Atul Gawande’s Complications is an outstanding collection of essays about medicine from the doctor’s point of view. There are a couple of throwaway pieces in the book that are best ignored, including a very silly essay on the superstitions surrounding Friday the Thirteenth and a bizarrely self-pitying one about medical conferences. But for the most part the book provides a compelling picture about “how fundamentally human an endeavor” the practice of medicine is.
The book’s central message is simple: medicine is more of an art than a science. The view of medicine that Gawande implicitly attacks sees the human body as a machine (albeit a complex one) and doctors as skilled mechanics. When your car breaks down, you may have no idea what is going on, but you expect your mechanic to be able to interpret every rattle and gurgle, to twist the right bolt or install the right part to get things working again — and for the most part that will be true. We civilians tend to see doctors the same way. But Gawande’s point is that this comfortable view is an illusion. In fact, Gawande explains, the human body is still fundamentally mysterious, despite centuries of scientific progress; and doctors make decisions based on intuition and outright guesswork more often than we would like to think.

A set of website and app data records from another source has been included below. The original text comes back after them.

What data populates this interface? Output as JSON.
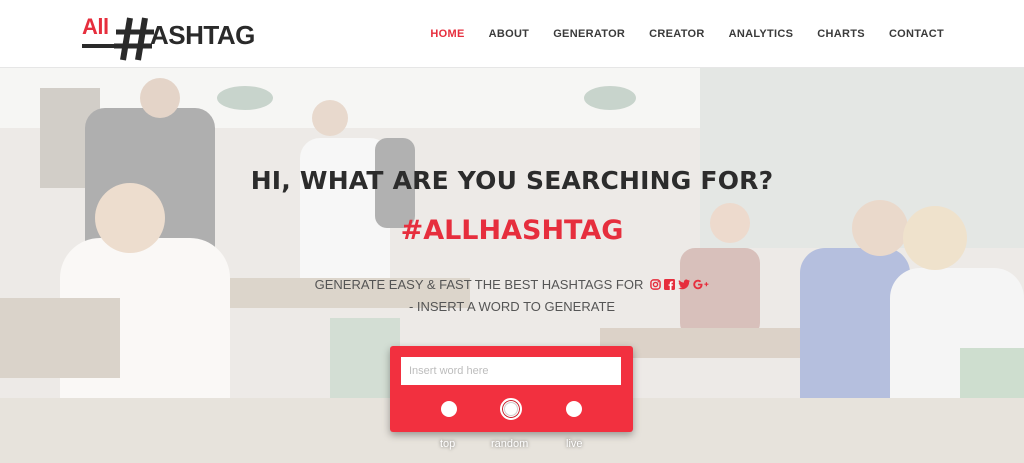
{
  "logo": {
    "part1": "All",
    "hash": "#",
    "part2": "ASHTAG"
  },
  "nav": [
    {
      "label": "HOME",
      "active": true
    },
    {
      "label": "ABOUT",
      "active": false
    },
    {
      "label": "GENERATOR",
      "active": false
    },
    {
      "label": "CREATOR",
      "active": false
    },
    {
      "label": "ANALYTICS",
      "active": false
    },
    {
      "label": "CHARTS",
      "active": false
    },
    {
      "label": "CONTACT",
      "active": false
    }
  ],
  "hero": {
    "title": "HI, WHAT ARE YOU SEARCHING FOR?",
    "brand": "#ALLHASHTAG",
    "line1": "GENERATE EASY & FAST THE BEST HASHTAGS FOR",
    "line2": "- INSERT A WORD TO GENERATE",
    "social_icons": [
      "instagram-icon",
      "facebook-icon",
      "twitter-icon",
      "google-plus-icon"
    ]
  },
  "search": {
    "placeholder": "Insert word here",
    "value": "",
    "options": [
      {
        "label": "top",
        "selected": false
      },
      {
        "label": "random",
        "selected": true
      },
      {
        "label": "live",
        "selected": false
      }
    ]
  },
  "colors": {
    "accent": "#e62e3d",
    "box": "#f2303f",
    "text": "#2c2c2c"
  }
}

Complications would not be a very long book if this were the only point that it made. (Indeed, Gawande essentially divulges the entire thesis in the introduction.) What makes the essays truly outstanding is how insightfully Gawande probes the implications of his argument, spinning out long and beautiful thoughts from simple beginnings. In the first essay on doctor training, for example, Gawande begins with the fairly straightforward notion that medicine’s inherent uncertainty requires trainees to practice their skills on actual patients, since book learning can only take them so far. But he is then able to tie this need for training into a broader conflict between patient safety (which is best served by doctors doing only what they know) and innovation (which requires experimentation and, inevitably, disastrous mistakes). And he is even able to touch on the sensitive area of economic inequality, noting that the patients most likely to be treated by inexperienced residents-in-training are the poor and uneducated, while the wealthy and privileged few — including those like Gawande — have the luxury of receiving treatment only from those doctors who have already “practiced” on the less fortunate.

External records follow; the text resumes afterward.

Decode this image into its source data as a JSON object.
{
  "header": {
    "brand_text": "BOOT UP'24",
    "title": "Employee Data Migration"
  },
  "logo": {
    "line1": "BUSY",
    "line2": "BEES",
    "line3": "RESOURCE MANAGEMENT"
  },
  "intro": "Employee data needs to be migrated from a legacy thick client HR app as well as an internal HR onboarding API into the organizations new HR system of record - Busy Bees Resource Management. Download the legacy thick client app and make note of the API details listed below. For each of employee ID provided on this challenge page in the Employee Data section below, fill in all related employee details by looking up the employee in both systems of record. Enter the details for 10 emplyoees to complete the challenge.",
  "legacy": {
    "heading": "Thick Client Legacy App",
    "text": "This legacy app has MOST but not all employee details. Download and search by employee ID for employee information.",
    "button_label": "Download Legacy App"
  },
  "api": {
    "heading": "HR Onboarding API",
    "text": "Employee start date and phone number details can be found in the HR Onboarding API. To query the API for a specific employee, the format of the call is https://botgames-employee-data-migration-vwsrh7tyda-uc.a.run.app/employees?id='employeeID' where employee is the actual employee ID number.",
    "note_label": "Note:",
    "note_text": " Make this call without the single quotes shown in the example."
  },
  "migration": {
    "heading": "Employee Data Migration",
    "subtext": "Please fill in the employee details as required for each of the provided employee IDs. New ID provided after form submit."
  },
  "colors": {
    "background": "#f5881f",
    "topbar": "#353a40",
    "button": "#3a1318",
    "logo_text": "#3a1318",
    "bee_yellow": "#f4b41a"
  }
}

The second half of Complications is a little different. Rather than discussing the internal view of medicine, the essays here describe common phenomena that, it turns out, are medical mysteries, including pain, nausea, and blushing. There is somewhat more of a rote structure to these essays: they are all framed by an individual’s anecdote and contain in the middle highly readable summaries about medical research. All of these essays reinforce the main thesis about medical science’s uncertainty, but they are best enjoyed as individual pieces rather than as part of the larger argument.